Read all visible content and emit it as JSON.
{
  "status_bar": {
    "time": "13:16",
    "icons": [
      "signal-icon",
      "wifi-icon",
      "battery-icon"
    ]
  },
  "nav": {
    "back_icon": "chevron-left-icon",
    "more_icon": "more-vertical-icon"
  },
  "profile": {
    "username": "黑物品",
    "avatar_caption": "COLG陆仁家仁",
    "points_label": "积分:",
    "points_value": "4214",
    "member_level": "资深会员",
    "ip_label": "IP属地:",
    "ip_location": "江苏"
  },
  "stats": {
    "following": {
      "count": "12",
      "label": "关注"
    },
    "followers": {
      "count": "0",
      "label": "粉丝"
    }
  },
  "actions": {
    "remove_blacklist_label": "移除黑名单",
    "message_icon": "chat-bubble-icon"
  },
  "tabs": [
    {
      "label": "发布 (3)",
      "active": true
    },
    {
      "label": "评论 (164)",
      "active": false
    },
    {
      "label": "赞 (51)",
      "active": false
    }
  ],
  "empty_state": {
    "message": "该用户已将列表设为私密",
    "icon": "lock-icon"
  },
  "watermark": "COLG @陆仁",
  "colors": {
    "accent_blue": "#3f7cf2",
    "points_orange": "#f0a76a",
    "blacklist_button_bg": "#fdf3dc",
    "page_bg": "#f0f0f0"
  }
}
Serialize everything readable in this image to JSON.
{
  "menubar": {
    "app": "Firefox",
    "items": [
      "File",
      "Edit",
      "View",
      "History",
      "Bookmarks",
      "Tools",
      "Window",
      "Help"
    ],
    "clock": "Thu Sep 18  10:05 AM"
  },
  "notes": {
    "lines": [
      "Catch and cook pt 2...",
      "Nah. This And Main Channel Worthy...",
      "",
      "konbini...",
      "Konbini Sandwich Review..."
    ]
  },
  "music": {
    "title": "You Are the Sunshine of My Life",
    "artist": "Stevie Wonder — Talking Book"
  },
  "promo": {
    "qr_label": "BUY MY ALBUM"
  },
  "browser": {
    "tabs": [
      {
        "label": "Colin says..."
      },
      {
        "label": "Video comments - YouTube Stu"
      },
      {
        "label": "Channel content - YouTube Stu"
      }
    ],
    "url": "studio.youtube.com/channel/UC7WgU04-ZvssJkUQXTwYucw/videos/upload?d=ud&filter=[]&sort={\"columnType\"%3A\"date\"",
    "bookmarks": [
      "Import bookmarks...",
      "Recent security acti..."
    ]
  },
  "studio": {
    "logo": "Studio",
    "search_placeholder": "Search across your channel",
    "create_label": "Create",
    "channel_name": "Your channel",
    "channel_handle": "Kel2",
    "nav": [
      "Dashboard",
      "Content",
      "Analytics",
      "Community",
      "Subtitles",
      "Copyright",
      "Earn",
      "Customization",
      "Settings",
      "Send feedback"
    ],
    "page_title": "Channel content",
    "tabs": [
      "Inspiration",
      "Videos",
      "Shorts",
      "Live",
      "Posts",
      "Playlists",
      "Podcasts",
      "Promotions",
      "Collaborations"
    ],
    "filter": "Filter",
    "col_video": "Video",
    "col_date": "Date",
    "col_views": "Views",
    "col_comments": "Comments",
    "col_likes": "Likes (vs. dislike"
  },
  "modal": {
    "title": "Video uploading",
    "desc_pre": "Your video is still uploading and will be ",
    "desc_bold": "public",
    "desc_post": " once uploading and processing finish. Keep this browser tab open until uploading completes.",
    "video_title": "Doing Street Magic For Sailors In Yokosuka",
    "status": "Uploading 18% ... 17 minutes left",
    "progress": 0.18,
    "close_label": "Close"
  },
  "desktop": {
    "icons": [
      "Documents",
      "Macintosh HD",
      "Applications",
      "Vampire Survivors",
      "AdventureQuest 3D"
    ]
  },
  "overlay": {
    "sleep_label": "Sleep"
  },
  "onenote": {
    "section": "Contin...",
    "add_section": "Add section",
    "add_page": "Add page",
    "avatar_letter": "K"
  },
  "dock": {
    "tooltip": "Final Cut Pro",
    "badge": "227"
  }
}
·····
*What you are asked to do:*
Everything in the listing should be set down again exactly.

*Output for this task:*
Read all visible content and emit it as JSON.
{
  "status_bar": {
    "time": "13:16",
    "icons": [
      "signal-icon",
      "wifi-icon",
      "battery-icon"
    ]
  },
  "nav": {
    "back_icon": "chevron-left-icon",
    "more_icon": "more-vertical-icon"
  },
  "profile": {
    "username": "黑物品",
    "avatar_caption": "COLG陆仁家仁",
    "points_label": "积分:",
    "points_value": "4214",
    "member_level": "资深会员",
    "ip_label": "IP属地:",
    "ip_location": "江苏"
  },
  "stats": {
    "following": {
      "count": "12",
      "label": "关注"
    },
    "followers": {
      "count": "0",
      "label": "粉丝"
    }
  },
  "actions": {
    "remove_blacklist_label": "移除黑名单",
    "message_icon": "chat-bubble-icon"
  },
  "tabs": [
    {
      "label": "发布 (3)",
      "active": true
    },
    {
      "label": "评论 (164)",
      "active": false
    },
    {
      "label": "赞 (51)",
      "active": false
    }
  ],
  "empty_state": {
    "message": "该用户已将列表设为私密",
    "icon": "lock-icon"
  },
  "watermark": "COLG @陆仁",
  "colors": {
    "accent_blue": "#3f7cf2",
    "points_orange": "#f0a76a",
    "blacklist_button_bg": "#fdf3dc",
    "page_bg": "#f0f0f0"
  }
}
Serialize everything readable in this image to JSON.
{
  "menubar": {
    "app": "Firefox",
    "items": [
      "File",
      "Edit",
      "View",
      "History",
      "Bookmarks",
      "Tools",
      "Window",
      "Help"
    ],
    "clock": "Thu Sep 18  10:05 AM"
  },
  "notes": {
    "lines": [
      "Catch and cook pt 2...",
      "Nah. This And Main Channel Worthy...",
      "",
      "konbini...",
      "Konbini Sandwich Review..."
    ]
  },
  "music": {
    "title": "You Are the Sunshine of My Life",
    "artist": "Stevie Wonder — Talking Book"
  },
  "promo": {
    "qr_label": "BUY MY ALBUM"
  },
  "browser": {
    "tabs": [
      {
        "label": "Colin says..."
      },
      {
        "label": "Video comments - YouTube Stu"
      },
      {
        "label": "Channel content - YouTube Stu"
      }
    ],
    "url": "studio.youtube.com/channel/UC7WgU04-ZvssJkUQXTwYucw/videos/upload?d=ud&filter=[]&sort={\"columnType\"%3A\"date\"",
    "bookmarks": [
      "Import bookmarks...",
      "Recent security acti..."
    ]
  },
  "studio": {
    "logo": "Studio",
    "search_placeholder": "Search across your channel",
    "create_label": "Create",
    "channel_name": "Your channel",
    "channel_handle": "Kel2",
    "nav": [
      "Dashboard",
      "Content",
      "Analytics",
      "Community",
      "Subtitles",
      "Copyright",
      "Earn",
      "Customization",
      "Settings",
      "Send feedback"
    ],
    "page_title": "Channel content",
    "tabs": [
      "Inspiration",
      "Videos",
      "Shorts",
      "Live",
      "Posts",
      "Playlists",
      "Podcasts",
      "Promotions",
      "Collaborations"
    ],
    "filter": "Filter",
    "col_video": "Video",
    "col_date": "Date",
    "col_views": "Views",
    "col_comments": "Comments",
    "col_likes": "Likes (vs. dislike"
  },
  "modal": {
    "title": "Video uploading",
    "desc_pre": "Your video is still uploading and will be ",
    "desc_bold": "public",
    "desc_post": " once uploading and processing finish. Keep this browser tab open until uploading completes.",
    "video_title": "Doing Street Magic For Sailors In Yokosuka",
    "status": "Uploading 18% ... 17 minutes left",
    "progress": 0.18,
    "close_label": "Close"
  },
  "desktop": {
    "icons": [
      "Documents",
      "Macintosh HD",
      "Applications",
      "Vampire Survivors",
      "AdventureQuest 3D"
    ]
  },
  "overlay": {
    "sleep_label": "Sleep"
  },
  "onenote": {
    "section": "Contin...",
    "add_section": "Add section",
    "add_page": "Add page",
    "avatar_letter": "K"
  },
  "dock": {
    "tooltip": "Final Cut Pro",
    "badge": "227"
  }
}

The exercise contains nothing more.